Last month, I wrote a one-year anniversary article about the DG50, which performed quite well in a fairly volatile year for the market. It beat VIG in total return, nearly equaled VOO in that category, and blew away the "competition" in income created and dividend growth - which is the overarching goal of the DG50.

Good Times, Bad Times

Some say the true test of an investment is how it performs in difficult times. Not just in tough times for one or two sectors, such as Energy and Industrial, but an overall market slump.
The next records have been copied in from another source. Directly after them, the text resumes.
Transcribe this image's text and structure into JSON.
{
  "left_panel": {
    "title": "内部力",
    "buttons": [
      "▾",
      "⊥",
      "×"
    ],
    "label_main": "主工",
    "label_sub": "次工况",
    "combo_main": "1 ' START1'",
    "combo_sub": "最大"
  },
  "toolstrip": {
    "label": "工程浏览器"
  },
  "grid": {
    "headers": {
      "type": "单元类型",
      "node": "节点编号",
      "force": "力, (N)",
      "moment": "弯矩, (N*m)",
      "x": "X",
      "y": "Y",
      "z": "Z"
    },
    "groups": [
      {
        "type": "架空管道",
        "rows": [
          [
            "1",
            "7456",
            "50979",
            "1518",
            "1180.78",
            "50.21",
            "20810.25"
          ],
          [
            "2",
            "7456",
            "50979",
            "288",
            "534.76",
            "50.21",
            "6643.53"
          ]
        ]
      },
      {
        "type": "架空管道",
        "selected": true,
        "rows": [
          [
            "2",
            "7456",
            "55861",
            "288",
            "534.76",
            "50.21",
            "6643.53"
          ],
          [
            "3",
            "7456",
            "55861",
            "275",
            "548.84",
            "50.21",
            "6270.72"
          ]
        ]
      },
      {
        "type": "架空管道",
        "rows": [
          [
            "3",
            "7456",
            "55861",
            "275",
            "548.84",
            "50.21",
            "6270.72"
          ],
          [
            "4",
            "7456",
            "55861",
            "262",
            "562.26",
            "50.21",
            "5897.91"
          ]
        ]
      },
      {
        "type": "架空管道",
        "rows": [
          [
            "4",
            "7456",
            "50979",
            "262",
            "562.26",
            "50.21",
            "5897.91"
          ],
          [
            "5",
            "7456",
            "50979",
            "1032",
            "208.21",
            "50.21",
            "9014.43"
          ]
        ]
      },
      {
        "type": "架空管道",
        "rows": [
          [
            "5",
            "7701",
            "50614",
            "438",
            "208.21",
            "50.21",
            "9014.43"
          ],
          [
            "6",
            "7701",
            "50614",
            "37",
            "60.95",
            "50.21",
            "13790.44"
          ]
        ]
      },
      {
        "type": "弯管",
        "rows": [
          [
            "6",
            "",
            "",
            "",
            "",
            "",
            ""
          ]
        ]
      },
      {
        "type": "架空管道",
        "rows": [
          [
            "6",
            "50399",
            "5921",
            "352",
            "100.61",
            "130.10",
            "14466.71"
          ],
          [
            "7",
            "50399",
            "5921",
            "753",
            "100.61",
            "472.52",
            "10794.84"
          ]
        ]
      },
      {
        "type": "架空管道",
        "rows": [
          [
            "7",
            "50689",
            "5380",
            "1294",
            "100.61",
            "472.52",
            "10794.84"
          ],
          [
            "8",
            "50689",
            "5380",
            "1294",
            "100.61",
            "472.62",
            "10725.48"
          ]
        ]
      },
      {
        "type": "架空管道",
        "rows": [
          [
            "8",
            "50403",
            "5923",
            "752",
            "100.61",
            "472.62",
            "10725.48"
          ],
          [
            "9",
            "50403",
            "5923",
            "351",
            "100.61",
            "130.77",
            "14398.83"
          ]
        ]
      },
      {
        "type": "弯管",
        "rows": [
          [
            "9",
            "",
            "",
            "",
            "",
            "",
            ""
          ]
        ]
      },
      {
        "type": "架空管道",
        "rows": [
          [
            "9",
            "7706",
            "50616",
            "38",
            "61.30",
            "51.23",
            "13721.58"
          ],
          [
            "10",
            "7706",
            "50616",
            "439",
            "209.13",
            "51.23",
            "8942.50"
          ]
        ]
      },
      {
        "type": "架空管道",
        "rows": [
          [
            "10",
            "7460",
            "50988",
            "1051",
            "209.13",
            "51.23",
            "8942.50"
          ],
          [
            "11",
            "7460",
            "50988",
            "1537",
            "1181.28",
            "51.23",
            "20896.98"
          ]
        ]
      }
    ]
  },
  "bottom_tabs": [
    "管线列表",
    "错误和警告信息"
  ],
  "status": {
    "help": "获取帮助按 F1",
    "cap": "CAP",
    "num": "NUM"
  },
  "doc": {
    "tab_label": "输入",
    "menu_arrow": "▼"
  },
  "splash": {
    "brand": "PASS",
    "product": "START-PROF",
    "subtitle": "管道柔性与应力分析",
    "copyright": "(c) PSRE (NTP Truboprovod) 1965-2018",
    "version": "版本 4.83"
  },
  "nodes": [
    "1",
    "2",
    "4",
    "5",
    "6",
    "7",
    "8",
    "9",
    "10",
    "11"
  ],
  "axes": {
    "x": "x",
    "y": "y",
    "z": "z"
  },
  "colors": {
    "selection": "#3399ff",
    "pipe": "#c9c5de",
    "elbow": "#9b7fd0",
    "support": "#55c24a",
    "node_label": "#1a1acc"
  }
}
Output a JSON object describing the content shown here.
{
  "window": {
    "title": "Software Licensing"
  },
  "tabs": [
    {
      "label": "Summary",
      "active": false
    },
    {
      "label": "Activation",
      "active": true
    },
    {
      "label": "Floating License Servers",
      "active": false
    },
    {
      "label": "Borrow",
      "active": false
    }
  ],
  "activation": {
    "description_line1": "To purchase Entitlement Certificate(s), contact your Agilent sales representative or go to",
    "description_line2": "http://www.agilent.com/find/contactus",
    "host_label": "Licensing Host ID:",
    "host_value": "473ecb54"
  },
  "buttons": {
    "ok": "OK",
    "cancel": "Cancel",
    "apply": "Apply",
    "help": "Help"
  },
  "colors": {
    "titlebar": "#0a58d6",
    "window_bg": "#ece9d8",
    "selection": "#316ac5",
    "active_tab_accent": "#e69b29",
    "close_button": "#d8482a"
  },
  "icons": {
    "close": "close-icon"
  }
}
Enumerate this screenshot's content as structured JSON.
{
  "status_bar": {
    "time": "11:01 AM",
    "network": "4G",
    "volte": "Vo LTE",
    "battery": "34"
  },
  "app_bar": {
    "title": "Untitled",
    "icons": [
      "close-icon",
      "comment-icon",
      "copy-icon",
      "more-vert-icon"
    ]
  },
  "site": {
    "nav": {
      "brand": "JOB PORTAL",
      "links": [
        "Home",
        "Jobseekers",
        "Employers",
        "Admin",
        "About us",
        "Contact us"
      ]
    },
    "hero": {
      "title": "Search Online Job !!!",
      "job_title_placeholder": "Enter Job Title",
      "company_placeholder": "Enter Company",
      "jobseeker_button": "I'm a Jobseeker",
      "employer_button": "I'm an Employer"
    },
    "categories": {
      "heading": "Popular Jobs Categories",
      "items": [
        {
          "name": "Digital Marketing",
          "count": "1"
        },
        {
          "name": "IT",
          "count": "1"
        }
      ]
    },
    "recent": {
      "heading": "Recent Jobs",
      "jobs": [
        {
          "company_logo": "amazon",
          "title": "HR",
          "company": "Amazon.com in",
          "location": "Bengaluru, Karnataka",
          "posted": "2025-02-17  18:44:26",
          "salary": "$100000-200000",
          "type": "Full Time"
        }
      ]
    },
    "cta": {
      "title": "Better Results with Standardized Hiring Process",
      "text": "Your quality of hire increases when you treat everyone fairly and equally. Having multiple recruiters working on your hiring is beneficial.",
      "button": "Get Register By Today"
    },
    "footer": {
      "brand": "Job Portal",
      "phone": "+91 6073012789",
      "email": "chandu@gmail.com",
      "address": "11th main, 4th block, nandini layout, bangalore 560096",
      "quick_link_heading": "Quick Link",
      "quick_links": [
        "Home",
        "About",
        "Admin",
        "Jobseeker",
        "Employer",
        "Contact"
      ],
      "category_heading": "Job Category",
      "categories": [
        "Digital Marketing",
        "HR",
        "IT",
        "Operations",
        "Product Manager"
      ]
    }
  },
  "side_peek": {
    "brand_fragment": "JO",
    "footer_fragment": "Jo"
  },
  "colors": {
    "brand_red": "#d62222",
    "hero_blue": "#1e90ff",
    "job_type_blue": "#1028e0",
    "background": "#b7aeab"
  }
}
So how did the DG50 do in Week 1 of 2016? Well, it wasn't "safe," but it was decidedly less sorry than various benchmarks.


VALUE 12/31/15

VALUE 1/8/16























All of those are real valuations, lifted directly from my brokerage statements, at market close Dec. 31 and Jan. 8. (Some might call them "paper losses," because I have not sold anything.)

Significantly, on a percentage basis, the DG50 lost 23.6% less than VIG, 30.4% less than VDIGX and a whopping 34.8% less than the S&P 500 ETF.

(For further comparison, my personal portfolio, which includes some bond and "bond-like" investments as well as cash, lost about 2.4% during the first week of the year - far "better" than any of the above, including the DG50.)

Relative "Safety" In Income

Although I again acknowledge that this is an extremely small sampling, I do think it has some meaning. As a group, dividend-growing companies tend to be more conservative in nature. Their total return often lags the market in good times, but usually suffers less during bad times. Most DGI proponents are willing to make this trade-off, which also comes with a reasonable assurance that income will grow year over year.

Many DGI practitioners would say dividends paid by blue-chip companies such as Johnson & Johnson (NYSE:JNJ), Coca-Cola (NYSE:KO) and 3M (NYSE:MMM) are "safe." Each has grown dividends for more than 50 years - and made payouts to shareholders for decades longer than that. And yet... enough blue-chip companies have cut (or even eliminated) dividends after long streaks to make one realize that nothing in stock investing is totally safe.

I do believe it is reasonable to talk about this kind of "safety" in relative terms: The dividends of Aristocrats JNJ, KO and MMM appear considerably "safer" than the stock prices of those companies - or pretty much any others.


As I frequently remind readers, I am not recommending the Dividend Growth 50 as a portfolio an investor should build. It is a collection of interesting, mostly high-quality companies that welcomes further research. For that matter, the same can be said of the 163 companies "nominated" by the 10 panelists. In fact, on Monday, I just topped off my position in one of those non-DG50 stocks, Amgen (NASDAQ:AMGN).

The 3.8% paper loss the DG50 experienced last week doesn't represent investing greatness, but it sure beat the 6% decline of the S&P 500. And despite the market's woes, I continue to have every reason to believe that the vast, vast majority of DG50 components will raise dividends in 2016.

No, it's still not totally "safe," but it's a lot less to be "sorry" about.

Disclosure: I am/we are long AMGN, JNJ, MMM, KO, VOO, VIG, VDGIX. I wrote this article myself, and it expresses my own opinions. I am not receiving compensation for it (other than from Seeking Alpha). I have no business relationship with any company whose stock is mentioned in this article.